ShareThis Page

Pioneer Days mixes history, fun

| Wednesday, Oct. 2, 2013, 9:39 p.m.
Getting ready for the big weekend in Perryopolis Borough are Pioneer Days committee members (from left) Shirley Baldwin, Larry Fisher and Jean White.
Marilyn Forbes | for the Daily Courier
Getting ready for the big weekend in Perryopolis Borough are Pioneer Days committee members (from left) Shirley Baldwin, Larry Fisher and Jean White.

Civil War enthusiasts from the area will not have to travel to the backwoods of Virginia to experience the Battle of Cold Harbor. It will be re-enacted this weekend in the Fay-West region as part of the annual Perryopolis Pioneer Days.

For many years, the re-enactments have been a vital part of the festival, helping to draw hundreds to the three-day event that is held in and around Sampey Park and Washington Grist Mill in the borough.

“They are bigger and bigger every year,” Pioneer Days committee chairwoman Shirley Baldwin said of the re-enactments. “People come from everywhere to see them.”

The re-enactments will feature re-enactors from all over the area, who will spend Saturday and Sunday engaged in “battle” and also demonstrating living history for the visitors. On Friday, the festival will kick off with gates opening at Sampey Park at 5 p.m. and a dance at the Sons of Italy from 7 to 11 p.m.

“We have about 400 who will take part in the battle this year,” said Harry Fisher, master sergeant with the 105th Pennsylvania Volunteer Infantry Company E re-enactors.

Fisher said the group in charge of the “battle” takes pains to keep it as accurate as possible.

“They really do their homework,” Fisher said. “They take their time to learn the battles.”

The battle re-enactments will be presented at Sampey Park east, a special camp area where visitors will be able to experience Civil War life up close.

For those who want activities, entertainment and food, they will not go away disappointed. Pioneer Days features plenty of things to do, see and eat.

“This year we are having a car show, which will be really nice if the weather cooperates,” Baldwin said.

The famously restored Grist Mill will be open for tours and will feature a quilt show.

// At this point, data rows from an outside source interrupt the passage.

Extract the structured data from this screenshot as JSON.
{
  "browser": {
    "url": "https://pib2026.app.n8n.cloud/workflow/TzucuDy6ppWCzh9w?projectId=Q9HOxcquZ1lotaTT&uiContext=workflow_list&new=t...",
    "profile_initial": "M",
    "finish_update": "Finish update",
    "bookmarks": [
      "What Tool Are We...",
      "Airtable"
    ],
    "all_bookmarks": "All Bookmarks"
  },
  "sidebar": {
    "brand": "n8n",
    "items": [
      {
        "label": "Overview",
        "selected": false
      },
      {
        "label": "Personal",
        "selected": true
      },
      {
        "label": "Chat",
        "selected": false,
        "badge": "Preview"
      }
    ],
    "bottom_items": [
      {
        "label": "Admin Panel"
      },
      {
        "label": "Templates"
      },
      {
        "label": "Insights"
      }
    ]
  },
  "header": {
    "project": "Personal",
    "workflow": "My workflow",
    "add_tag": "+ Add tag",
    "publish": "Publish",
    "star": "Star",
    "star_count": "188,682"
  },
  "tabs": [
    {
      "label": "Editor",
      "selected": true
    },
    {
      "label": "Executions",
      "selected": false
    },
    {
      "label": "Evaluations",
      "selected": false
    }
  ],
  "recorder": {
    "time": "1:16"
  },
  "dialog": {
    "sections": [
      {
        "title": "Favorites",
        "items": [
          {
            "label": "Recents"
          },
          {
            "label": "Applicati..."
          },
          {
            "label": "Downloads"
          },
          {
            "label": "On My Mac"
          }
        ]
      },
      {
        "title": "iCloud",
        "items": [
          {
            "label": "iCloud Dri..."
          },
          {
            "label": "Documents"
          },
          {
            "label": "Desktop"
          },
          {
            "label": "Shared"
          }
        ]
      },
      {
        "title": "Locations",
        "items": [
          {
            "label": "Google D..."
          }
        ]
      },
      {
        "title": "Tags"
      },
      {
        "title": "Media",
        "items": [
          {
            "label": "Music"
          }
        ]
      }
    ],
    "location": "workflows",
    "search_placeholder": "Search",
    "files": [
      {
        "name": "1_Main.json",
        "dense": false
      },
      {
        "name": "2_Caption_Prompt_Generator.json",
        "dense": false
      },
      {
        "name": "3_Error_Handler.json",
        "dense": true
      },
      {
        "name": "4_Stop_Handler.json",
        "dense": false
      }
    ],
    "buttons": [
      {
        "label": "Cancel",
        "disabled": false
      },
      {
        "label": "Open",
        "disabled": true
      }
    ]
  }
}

Visitors can vote for their favorite quilts and will also have the opportunity to win a quilt that will be offered for raffle.

There will be musical entertainment throughout the weekend and many children's activities planned. Visitors who enjoy a country setting and the chance to experience a taste of history are welcome.

“Our re-enactors come from all over the area,” Fisher said. “They come from all over the state, West Virginia and New York. They pretty much come far and wide.”

The event will take place, rain or shine, but the group is hoping for sunny skies, something that they haven't been blessed with for several years.

“Last year was awful,” Baldwin said. “It rained and rained and it rained the year before. We need a good, dry, sunny weekend and then we'll really see the big crowds again.”

Marilyn Forbes is a contributing writer.

TribLIVE commenting policy

You are solely responsible for your comments and by using you agree to our Terms of Service.

We moderate comments. Our goal is to provide substantive commentary for a general readership. By screening submissions, we provide a space where readers can share intelligent and informed commentary that enhances the quality of our news and information.

While most comments will be posted if they are on-topic and not abusive, moderating decisions are subjective. We will make them as carefully and consistently as we can. Because of the volume of reader comments, we cannot review individual moderation decisions with readers.

We value thoughtful comments representing a range of views that make their point quickly and politely. We make an effort to protect discussions from repeated comments either by the same reader or different readers

We follow the same standards for taste as the daily newspaper. A few things we won't tolerate: personal attacks, obscenity, vulgarity, profanity (including expletives and letters followed by dashes), commercial promotion, impersonations, incoherence, proselytizing and SHOUTING. Don't include URLs to Web sites.

We do not edit comments. They are either approved or deleted. We reserve the right to edit a comment that is quoted or excerpted in an article. In this case, we may fix spelling and punctuation.

We welcome strong opinions and criticism of our work, but we don't want comments to become bogged down with discussions of our policies and we will moderate accordingly.

We appreciate it when readers and people quoted in articles or blog posts point out errors of fact or emphasis and will investigate all assertions. But these suggestions should be sent via e-mail. To avoid distracting other readers, we won't publish comments that suggest a correction. Instead, corrections will be made in a blog post or in an article.